Agnetha and Frida, simply put, had two of the best singing voices in the business in the 70’s. Agnetha was the blonde with the higher pitched voice who tended to sing lead. Frida was the deeper voiced singer who sang occasional lead. Both had intense power, tenderness, range and stylistic abilities. Sure, their singing often sounded stiff and weird (as they barely spoke English) but they were often able to power through that with raw power.

But the girls were really only at their most effective when they sang in unison. Not normally a fan of unison (or harmonized in this case) singing but there was something close to magic when these two sang together. The slight tonal differences complimented each other perfectly and when the two sang together, they harmonized in such a way that a magical “third voice” often came up out of nowhere. It’s hard to explain, but listen carefully to them again and you’ll hear what I mean.

However, ABBA is not a band without some serious problems. One of these problem is the band’s serious lack of “edge.” True, a band doesn’t need an edge to be good but the band is an incredibly dorky presentation that can be hard to take seriously. And although they do try to “rock out” from time to time, well, those attempts are as poorly realized as you’d expect.

Another serious problem is the band’s lack of emotional depth. Their first six albums lack any serious deep, cutting moments. Yes, the band fakes it well during these albums but always with big, dopey cheery grins. You can never really take these “sincere” moments seriously. The band didn’t really focus on creating solid, emotionally charged music until their last two albums.

But these emotionally charged moments are highly sabotaged by the lyrics. On one hand, I don’t want to be too hard on ABBA because they were a Swedish band writing and singing lyrics in a language they barely understood. In fact, the band had to get serious help from manager Stig Anderson in this department for most of their career.

On the other hand, bad translations can’t be blamed for the triteness of 99% of ABBA’s lyrical messages. Songs like “King Kong Song” are so batshit stupid that it’s hard to believe the band took them seriously. As poetic texts, most of them get F’s and earlier lyrics sometimes get no higher than C- or D+ as pop lyrics. The band’s lyrics did get better on their last two albums (Bjorn seemed to finally get the knack for expressing himself in the English language) but that isn’t saying much. Both of those albums get C+’s at most as albums, sometimes a bit higher but never getting above a B-.

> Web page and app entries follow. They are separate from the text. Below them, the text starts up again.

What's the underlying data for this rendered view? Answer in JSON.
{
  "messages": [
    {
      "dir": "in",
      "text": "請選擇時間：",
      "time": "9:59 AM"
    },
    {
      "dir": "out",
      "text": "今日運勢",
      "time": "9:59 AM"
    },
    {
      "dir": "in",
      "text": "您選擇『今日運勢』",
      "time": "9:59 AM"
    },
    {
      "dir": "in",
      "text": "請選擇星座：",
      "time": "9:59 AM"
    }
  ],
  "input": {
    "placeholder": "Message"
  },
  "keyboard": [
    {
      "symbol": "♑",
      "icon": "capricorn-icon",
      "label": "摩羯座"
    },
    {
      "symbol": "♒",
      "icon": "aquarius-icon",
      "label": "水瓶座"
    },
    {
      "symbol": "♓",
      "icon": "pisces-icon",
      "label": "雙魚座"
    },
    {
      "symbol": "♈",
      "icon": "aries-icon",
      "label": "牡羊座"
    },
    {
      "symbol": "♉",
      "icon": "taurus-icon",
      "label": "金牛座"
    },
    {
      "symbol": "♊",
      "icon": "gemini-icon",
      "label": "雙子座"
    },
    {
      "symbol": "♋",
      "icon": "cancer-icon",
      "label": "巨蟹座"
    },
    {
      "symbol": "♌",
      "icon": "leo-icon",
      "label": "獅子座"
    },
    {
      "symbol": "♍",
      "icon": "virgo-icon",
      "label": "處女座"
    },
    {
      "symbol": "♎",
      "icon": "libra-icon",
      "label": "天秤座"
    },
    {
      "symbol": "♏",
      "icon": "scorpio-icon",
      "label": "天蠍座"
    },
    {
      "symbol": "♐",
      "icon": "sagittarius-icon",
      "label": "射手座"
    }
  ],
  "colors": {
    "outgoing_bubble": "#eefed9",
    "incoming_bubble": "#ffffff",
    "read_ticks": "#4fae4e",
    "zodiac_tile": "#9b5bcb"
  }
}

That said, the band does get extra points for consistency: all but their first two albums are among the highest quality pop in the world during the 70’s and a few are some of the best pop (pure pop, remember) albums ever recorded. The band’s trademark care for their singles actually extends to album tracks. Sure, there can be cheesy moments or slightly less engaging songs, but the band seemed to do their best to pack each song with as many instantly memorable hooks as possible.

I honestly believe that anybody who is serious about pop music should consider checking out or re-evaluating ABBA’s worth. Yes, you might not need EVERY album the band wrote. None of their albums are absolutely essential (although you’d miss a few gems by skipping out on their best albums). A casual fan could pick up the classic “ABBA Gold” or even the slightly bulkier “Essential Collection” or even the “Thank You For the Music” box set. On to the reviews!

Not really making a point with this picture. Just felt like showing it.